First, I want to emphasize the importance of following all public health guidance for travel.
Travel outside of Canada is not recommended at this time.
We also ask that any travellers returning from outside of Canada after March 12 to self-isolate for 14 days after their arrival in Canada.
Monitor for symptoms, and should they occur, please complete the online self-assessment tool on the AHS website.
I would like to return to my comments yesterday about schools, and the decision to keep schools remain open at this time.
I understand that parents are concerned about their children going to school.
And, they, along with teachers and school administrators and boards have questions and concerns.
I cannot emphasize enough the time and discussion that continues about this decision.
If we do make the decision to close schools, we will be considering long-term closure.
This pandemic will not end in a matter of weeks, and there won’t be a clear opportunity to re-open schools, likely until September at the earliest.
I appreciate that each province is considering its own approach to school closures and this varies considerably.
A few provinces have determined to close schools at this time.
However, we have also seen other jurisdictions, such as Singapore, be successful in preventing the spread of COVID-19—without having to close schools.
I am carefully monitoring Alberta’s situation on a minute-by minute basis.
I am prepared to consider all options including directing the closure of an individual school, a group of schools, a school division, or all in the province if the situation warrants it.
In the meantime, we will continue to work with schools, who remain a critical front-line partner in helping limit the spread of COVID-19 and other viruses in educating our children on the importance of good hygiene practices.
Earlier today, I had a productive meeting with representatives from Alberta’s school boards, school authorities, and education stakeholders to explore ways we can equip them to adjust operations in response to COVID-19.
We have shared a new guideline to help schools and childcare centres to prevent the spread of COVID-19. This guideline is also available online.
I have already taken feedback from my meeting this morning, and Alberta Health is revising the guideline to address what we heard.
Additionally, starting today, we will be posting the flight information for any flight, or portion of a flight where passengers may have been exposed to COVID-19. We are focusing our public health follow up on local confirmed cases and contacts, and will not be directly contacting Albertans who were on these flights. We are asking for Albertans to help us by checking this information.
Online flight information includes the flight number, date and any seats that might be at risk of exposure to COVID-19.
At-risk passengers are encouraged to self-isolate and monitor for symptoms for 14 days after arrival in Canada.
Other passengers are not required to self-isolate but should monitor for symptoms as a precaution.

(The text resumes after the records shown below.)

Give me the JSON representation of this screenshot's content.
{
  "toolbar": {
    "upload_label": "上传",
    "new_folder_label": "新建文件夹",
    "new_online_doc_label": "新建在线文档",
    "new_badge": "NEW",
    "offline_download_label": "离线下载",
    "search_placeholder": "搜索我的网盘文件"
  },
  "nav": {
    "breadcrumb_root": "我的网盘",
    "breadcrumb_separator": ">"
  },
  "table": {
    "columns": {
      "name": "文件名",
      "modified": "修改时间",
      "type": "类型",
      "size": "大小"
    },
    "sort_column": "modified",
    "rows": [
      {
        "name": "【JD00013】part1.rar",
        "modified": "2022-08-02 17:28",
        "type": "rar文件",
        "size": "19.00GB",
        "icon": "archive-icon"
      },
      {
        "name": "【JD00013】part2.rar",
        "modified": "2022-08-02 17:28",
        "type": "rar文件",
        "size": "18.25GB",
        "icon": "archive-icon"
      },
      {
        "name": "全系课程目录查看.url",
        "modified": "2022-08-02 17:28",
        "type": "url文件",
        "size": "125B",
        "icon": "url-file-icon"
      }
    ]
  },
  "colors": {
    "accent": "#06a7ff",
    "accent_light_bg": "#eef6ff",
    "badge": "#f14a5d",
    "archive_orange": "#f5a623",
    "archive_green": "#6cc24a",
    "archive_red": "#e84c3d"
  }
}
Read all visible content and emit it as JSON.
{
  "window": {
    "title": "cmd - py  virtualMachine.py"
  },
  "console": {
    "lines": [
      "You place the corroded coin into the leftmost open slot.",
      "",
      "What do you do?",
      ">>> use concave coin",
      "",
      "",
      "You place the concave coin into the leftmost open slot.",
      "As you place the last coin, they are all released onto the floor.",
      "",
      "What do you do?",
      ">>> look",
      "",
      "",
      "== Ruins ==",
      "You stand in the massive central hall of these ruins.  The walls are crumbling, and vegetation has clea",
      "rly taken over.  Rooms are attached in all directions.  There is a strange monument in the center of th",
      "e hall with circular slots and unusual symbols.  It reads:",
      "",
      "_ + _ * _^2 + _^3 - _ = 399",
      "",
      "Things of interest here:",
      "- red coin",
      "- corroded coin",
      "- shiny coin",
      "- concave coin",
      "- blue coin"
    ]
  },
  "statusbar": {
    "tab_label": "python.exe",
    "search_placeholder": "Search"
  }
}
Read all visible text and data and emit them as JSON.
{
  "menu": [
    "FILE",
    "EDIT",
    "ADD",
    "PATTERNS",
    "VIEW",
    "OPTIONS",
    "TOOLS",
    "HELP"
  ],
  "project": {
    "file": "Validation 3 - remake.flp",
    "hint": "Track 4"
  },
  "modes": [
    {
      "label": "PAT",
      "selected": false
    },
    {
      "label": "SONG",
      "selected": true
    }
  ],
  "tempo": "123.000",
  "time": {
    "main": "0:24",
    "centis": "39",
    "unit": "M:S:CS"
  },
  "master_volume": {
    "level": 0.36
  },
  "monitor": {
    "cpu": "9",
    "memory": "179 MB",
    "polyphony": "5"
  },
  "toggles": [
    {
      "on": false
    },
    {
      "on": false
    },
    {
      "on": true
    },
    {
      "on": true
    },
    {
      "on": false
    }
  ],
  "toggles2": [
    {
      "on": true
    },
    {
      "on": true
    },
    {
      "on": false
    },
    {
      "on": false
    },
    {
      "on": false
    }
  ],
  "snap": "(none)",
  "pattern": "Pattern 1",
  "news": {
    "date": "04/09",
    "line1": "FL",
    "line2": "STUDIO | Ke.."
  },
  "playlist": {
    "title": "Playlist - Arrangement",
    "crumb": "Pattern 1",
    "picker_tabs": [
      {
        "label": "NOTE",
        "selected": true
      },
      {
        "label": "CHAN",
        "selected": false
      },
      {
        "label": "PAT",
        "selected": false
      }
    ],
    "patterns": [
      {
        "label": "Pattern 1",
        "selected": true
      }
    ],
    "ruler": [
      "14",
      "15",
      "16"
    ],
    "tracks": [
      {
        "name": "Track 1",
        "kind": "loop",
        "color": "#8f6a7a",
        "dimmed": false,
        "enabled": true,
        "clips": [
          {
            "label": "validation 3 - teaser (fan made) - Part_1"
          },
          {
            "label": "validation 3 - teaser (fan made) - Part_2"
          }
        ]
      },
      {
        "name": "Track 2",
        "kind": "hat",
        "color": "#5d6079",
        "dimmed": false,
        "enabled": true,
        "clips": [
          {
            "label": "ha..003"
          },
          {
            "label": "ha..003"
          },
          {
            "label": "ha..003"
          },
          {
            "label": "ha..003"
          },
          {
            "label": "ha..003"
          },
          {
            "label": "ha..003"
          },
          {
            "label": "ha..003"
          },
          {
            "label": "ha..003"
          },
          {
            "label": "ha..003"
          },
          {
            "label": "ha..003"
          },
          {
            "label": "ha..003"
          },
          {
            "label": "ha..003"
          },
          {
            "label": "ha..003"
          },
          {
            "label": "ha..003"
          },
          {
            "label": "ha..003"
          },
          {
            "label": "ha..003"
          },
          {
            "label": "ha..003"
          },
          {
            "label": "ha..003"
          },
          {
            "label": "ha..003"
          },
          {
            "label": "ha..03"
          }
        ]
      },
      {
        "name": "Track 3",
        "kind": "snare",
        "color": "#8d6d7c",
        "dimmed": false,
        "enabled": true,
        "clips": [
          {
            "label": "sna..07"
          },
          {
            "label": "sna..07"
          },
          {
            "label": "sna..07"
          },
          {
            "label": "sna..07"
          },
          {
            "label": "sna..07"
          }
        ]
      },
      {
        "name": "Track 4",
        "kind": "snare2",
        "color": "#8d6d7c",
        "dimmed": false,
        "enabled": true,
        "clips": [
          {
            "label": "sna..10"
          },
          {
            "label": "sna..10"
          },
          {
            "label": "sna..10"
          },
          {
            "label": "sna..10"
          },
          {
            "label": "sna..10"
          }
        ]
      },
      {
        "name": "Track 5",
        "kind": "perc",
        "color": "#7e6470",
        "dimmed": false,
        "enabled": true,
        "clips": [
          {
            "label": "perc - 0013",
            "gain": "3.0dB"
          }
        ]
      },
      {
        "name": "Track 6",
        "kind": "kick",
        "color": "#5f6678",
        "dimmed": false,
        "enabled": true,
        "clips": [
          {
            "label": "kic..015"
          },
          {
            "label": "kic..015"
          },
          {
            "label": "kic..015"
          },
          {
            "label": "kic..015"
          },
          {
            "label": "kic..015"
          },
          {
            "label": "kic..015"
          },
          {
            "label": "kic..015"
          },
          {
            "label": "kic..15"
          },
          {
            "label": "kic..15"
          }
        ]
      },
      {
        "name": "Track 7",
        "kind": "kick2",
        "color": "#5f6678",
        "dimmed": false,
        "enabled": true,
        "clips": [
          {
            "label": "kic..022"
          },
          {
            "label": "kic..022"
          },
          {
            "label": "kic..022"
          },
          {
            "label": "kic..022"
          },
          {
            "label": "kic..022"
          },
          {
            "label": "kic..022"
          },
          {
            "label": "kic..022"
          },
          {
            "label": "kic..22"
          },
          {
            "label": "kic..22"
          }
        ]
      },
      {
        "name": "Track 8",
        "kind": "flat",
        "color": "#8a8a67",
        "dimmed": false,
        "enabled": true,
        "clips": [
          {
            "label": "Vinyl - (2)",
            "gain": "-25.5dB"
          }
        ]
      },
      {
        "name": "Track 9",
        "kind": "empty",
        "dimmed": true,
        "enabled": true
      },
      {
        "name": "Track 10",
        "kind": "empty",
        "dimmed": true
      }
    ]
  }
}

Given the rapid spread of COVID-19, we are seeing more and more flights with passengers confirmed to have the virus.
If you have recently returned to Alberta by air, I strongly encourage you to visit the Alberta government website and self-isolate if you are found to be at risk of exposure.
Before I conclude, I would like to mention a change in my daily reporting.
Given the number of cases daily, we will be reporting more aggregated data online going forward.
We will continue to notify you if there are exceptional circumstances, such as if a case involves a high-risk individual.
This change will help our surveillance and testing teams to focus their efforts where it matters.
Finally, I would like to thank Albertans for their uptake of the self-assessment tool we announced yesterday.
In the span of 24 hours, we have seen well over 300,000 Albertans complete self-assessments.
By using the self-assessment tool you have helped to ease the pressure on Health Link 811 phone lines.
Thank you to everyone for doing their part—big or small—to help us keep Albertans safe and healthy.
The health of Albertans is, and always will be, our top priority.
Thank you, and I will now take any questions that you may have.